Charlie Stross wrote:
> On Mon, Nov 30, 1998 at 11:02:15PM -0500, John Clark wrote:
> > I found some interesting statistics, in the USA the average time spent in jail
> > for someone convicted of homicide is 5 years 11 months. There are 3219
> > people on death row, one in 12 had been convicted of murder before.
> That's preposterous. I'm not going to repost my comments on the UK's
> approach -- but I think even death penalty proponents might agree that
> eighteen-year average terms are a bit closer to the mark than 5 years 11
Its actually probably true. John is talking about homicide, not murder. Only charges of Capital Murder can bring on the death penalty in most states, though the feds are now including some terrorist acts and I think big drug dealers. A homicide can be anything from being in a car accident with someone who gets killed and its your fault, up to whatever crime a prosecutor chooses to plea bargain down to homicide.
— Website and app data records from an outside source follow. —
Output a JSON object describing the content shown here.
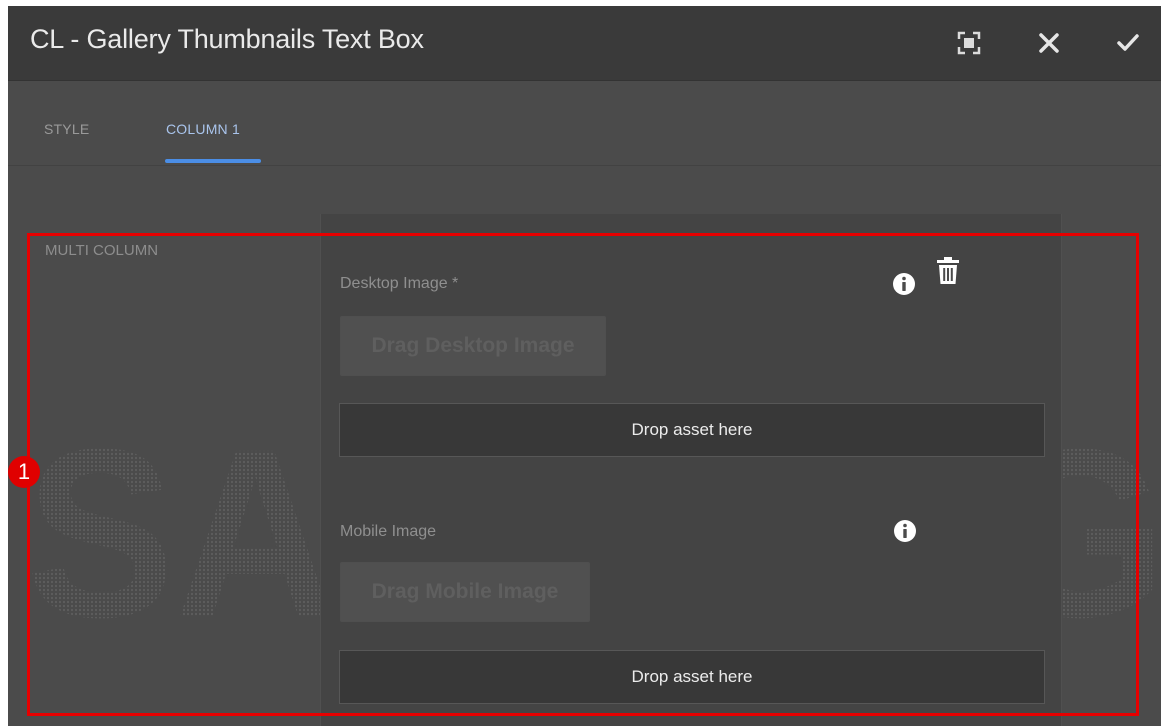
{
  "dialog": {
    "title": "CL - Gallery Thumbnails Text Box",
    "toolbar": {
      "fullscreen_icon": "fullscreen-icon",
      "close_icon": "close-icon",
      "confirm_icon": "check-icon"
    }
  },
  "tabs": [
    {
      "label": "STYLE",
      "active": false
    },
    {
      "label": "COLUMN 1",
      "active": true
    }
  ],
  "section": {
    "label": "MULTI COLUMN"
  },
  "fields": {
    "desktop": {
      "label": "Desktop Image *",
      "drag_label": "Drag Desktop Image",
      "drop_label": "Drop asset here"
    },
    "mobile": {
      "label": "Mobile Image",
      "drag_label": "Drag Mobile Image",
      "drop_label": "Drop asset here"
    }
  },
  "annotation": {
    "marker": "1",
    "color": "#e60000"
  },
  "watermark": {
    "text": "SAMSUNG"
  },
  "colors": {
    "accent": "#4b8ee6",
    "background": "#4b4b4b",
    "titlebar": "#3a3a3a"
  }
}
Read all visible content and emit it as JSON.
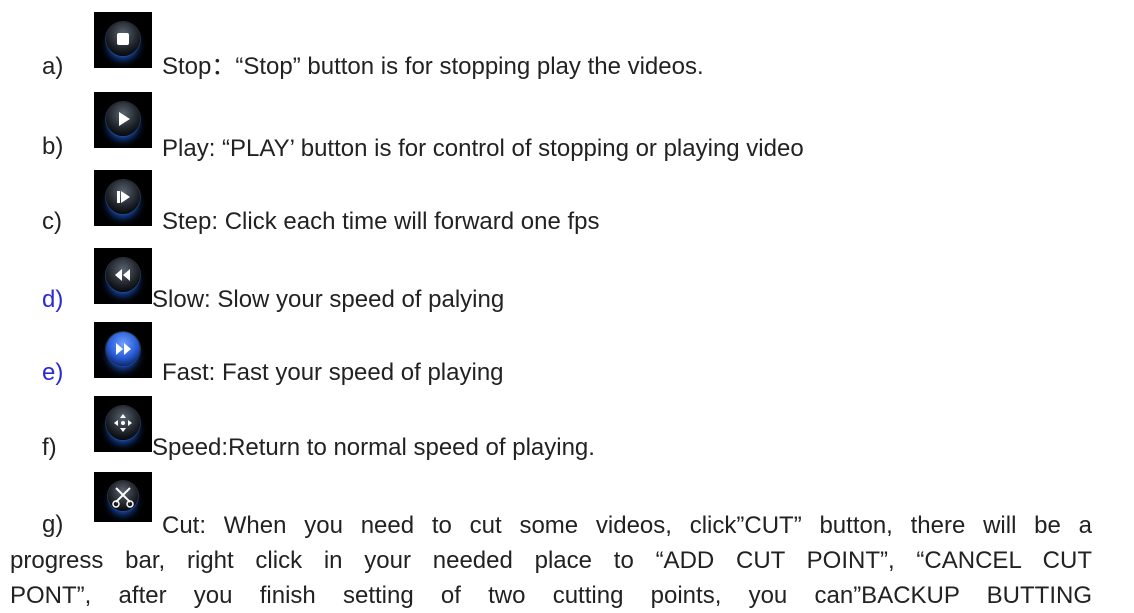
{
  "items": [
    {
      "marker": "a)",
      "text": "Stop：“Stop” button is for stopping play the videos.",
      "icon": "stop-icon"
    },
    {
      "marker": "b)",
      "text": "Play: “PLAY’ button is for control of stopping or playing video",
      "icon": "play-icon"
    },
    {
      "marker": "c)",
      "text": "Step: Click each time will forward one fps",
      "icon": "step-icon"
    },
    {
      "marker": "d)",
      "text": "Slow: Slow your speed of palying",
      "icon": "slow-icon"
    },
    {
      "marker": "e)",
      "text": "Fast: Fast your speed of playing",
      "icon": "fast-icon"
    },
    {
      "marker": "f)",
      "text": "Speed:Return to normal speed of playing.",
      "icon": "speed-icon"
    },
    {
      "marker": "g)",
      "icon": "cut-icon",
      "lines": [
        "Cut: When you need to cut some videos, click”CUT” button, there will be a",
        "progress bar, right click in your needed place to “ADD CUT POINT”, “CANCEL CUT",
        "PONT”, after you finish setting of two cutting points, you can”BACKUP BUTTING"
      ]
    }
  ],
  "colors": {
    "marker_default": "#222222",
    "marker_blue": "#2a2ad8",
    "icon_bg": "#000000",
    "icon_glow": "#1a4fb8"
  }
}
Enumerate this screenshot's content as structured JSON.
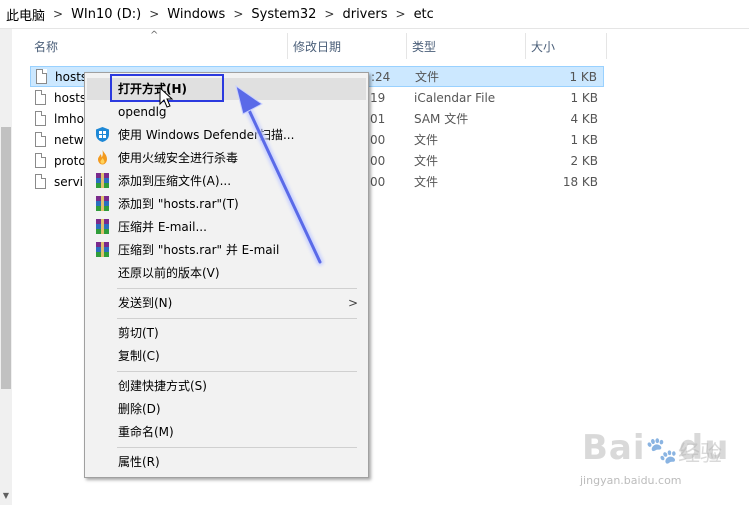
{
  "breadcrumb": [
    "此电脑",
    "WIn10 (D:)",
    "Windows",
    "System32",
    "drivers",
    "etc"
  ],
  "breadcrumb_separator": ">",
  "columns": {
    "name": "名称",
    "date": "修改日期",
    "type": "类型",
    "size": "大小"
  },
  "files": [
    {
      "name": "hosts",
      "date": ":24",
      "type": "文件",
      "size": "1 KB"
    },
    {
      "name": "hosts",
      "date": "19",
      "type": "iCalendar File",
      "size": "1 KB"
    },
    {
      "name": "lmho",
      "date": "01",
      "type": "SAM 文件",
      "size": "4 KB"
    },
    {
      "name": "netw",
      "date": "00",
      "type": "文件",
      "size": "1 KB"
    },
    {
      "name": "proto",
      "date": "00",
      "type": "文件",
      "size": "2 KB"
    },
    {
      "name": "servi",
      "date": "00",
      "type": "文件",
      "size": "18 KB"
    }
  ],
  "context_menu": {
    "open_with": "打开方式(H)",
    "opendlg": "opendlg",
    "defender": "使用 Windows Defender扫描...",
    "huorong": "使用火绒安全进行杀毒",
    "add_archive": "添加到压缩文件(A)...",
    "add_rar": "添加到 \"hosts.rar\"(T)",
    "compress_email": "压缩并 E-mail...",
    "compress_rar_email": "压缩到 \"hosts.rar\" 并 E-mail",
    "restore_versions": "还原以前的版本(V)",
    "send_to": "发送到(N)",
    "cut": "剪切(T)",
    "copy": "复制(C)",
    "create_shortcut": "创建快捷方式(S)",
    "delete": "删除(D)",
    "rename": "重命名(M)",
    "properties": "属性(R)"
  },
  "colors": {
    "annotation": "#2b3adf",
    "selection": "#cce8ff",
    "menu_bg": "#f2f2f2"
  },
  "watermark": {
    "brand": "Bai",
    "paw": "du",
    "cn": "经验",
    "url": "jingyan.baidu.com"
  }
}
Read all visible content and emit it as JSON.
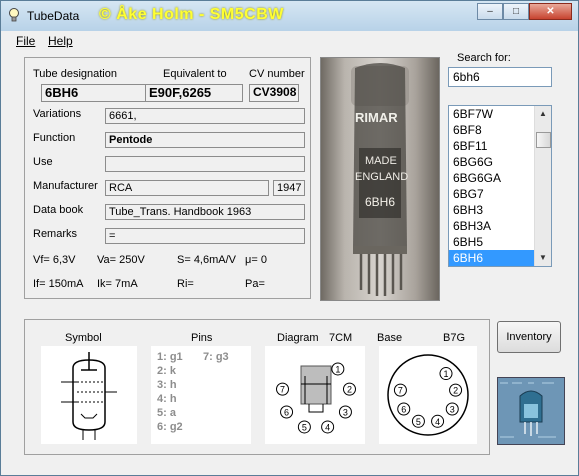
{
  "window": {
    "title": "TubeData",
    "banner": "© Åke Holm - SM5CBW",
    "caption": {
      "minimize": "–",
      "maximize": "□",
      "close": "✕"
    }
  },
  "menu": {
    "file": "File",
    "help": "Help"
  },
  "tube": {
    "designation_label": "Tube designation",
    "designation": "6BH6",
    "equivalent_label": "Equivalent to",
    "equivalent": "E90F,6265",
    "cv_label": "CV number",
    "cv": "CV3908",
    "variations_label": "Variations",
    "variations": "6661,",
    "function_label": "Function",
    "function": "Pentode",
    "use_label": "Use",
    "use": "",
    "manufacturer_label": "Manufacturer",
    "manufacturer": "RCA",
    "year": "1947",
    "databook_label": "Data book",
    "databook": "Tube_Trans. Handbook 1963",
    "remarks_label": "Remarks",
    "remarks": "=",
    "vf": "Vf= 6,3V",
    "va": "Va= 250V",
    "s": "S= 4,6mA/V",
    "mu": "μ=   0",
    "if": "If= 150mA",
    "ik": "Ik=  7mA",
    "ri": "Ri=",
    "pa": "Pa="
  },
  "photo": {
    "text1": "RIMAR",
    "text2": "MADE",
    "text3": "ENGLAND",
    "text4": "6BH6"
  },
  "search": {
    "label": "Search for:",
    "value": "6bh6"
  },
  "tube_list": [
    "6BF7W",
    "6BF8",
    "6BF11",
    "6BG6G",
    "6BG6GA",
    "6BG7",
    "6BH3",
    "6BH3A",
    "6BH5",
    "6BH6"
  ],
  "tube_list_selected": "6BH6",
  "bottom": {
    "symbol_label": "Symbol",
    "pins_label": "Pins",
    "diagram_label": "Diagram",
    "diagram_code": "7CM",
    "base_label": "Base",
    "base_code": "B7G",
    "pins": [
      "1: g1",
      "2: k",
      "3: h",
      "4: h",
      "5: a",
      "6: g2"
    ],
    "pins_col2": [
      "7: g3"
    ],
    "diagram_pin_numbers": [
      "1",
      "2",
      "3",
      "4",
      "5",
      "6",
      "7"
    ],
    "base_pin_numbers": [
      "1",
      "2",
      "3",
      "4",
      "5",
      "6",
      "7"
    ]
  },
  "inventory_button": "Inventory",
  "colors": {
    "banner": "#ffff33",
    "selection": "#3399ff",
    "titlebar": "#c4dbee"
  }
}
You could even be charged with negligent homicide if, say, you don't put a cover over your well and some idiot falls down it, or if a thief tries to break into your house and he falls down the stairs because you just washed them and breaks his neck (this supposedly actually happened in New York in the 70's).
People who sit on death row are pretty much the only ones who serve what would be considered a real 'life' term, due to the appeals process. Those that get off after decades on death row usually do so cause the courts find he or she deserves a new trial due to a technicality, and since the witnesses may be all dead and the evidence destroyed, then the prosecution has no case to go on anymore. There is the occasional person who gets off because DNA evidence clears them of culpability. I think that there have been some 20-40 such individuals. Nowadays, such people would not even be convicted, if they had effective defenses.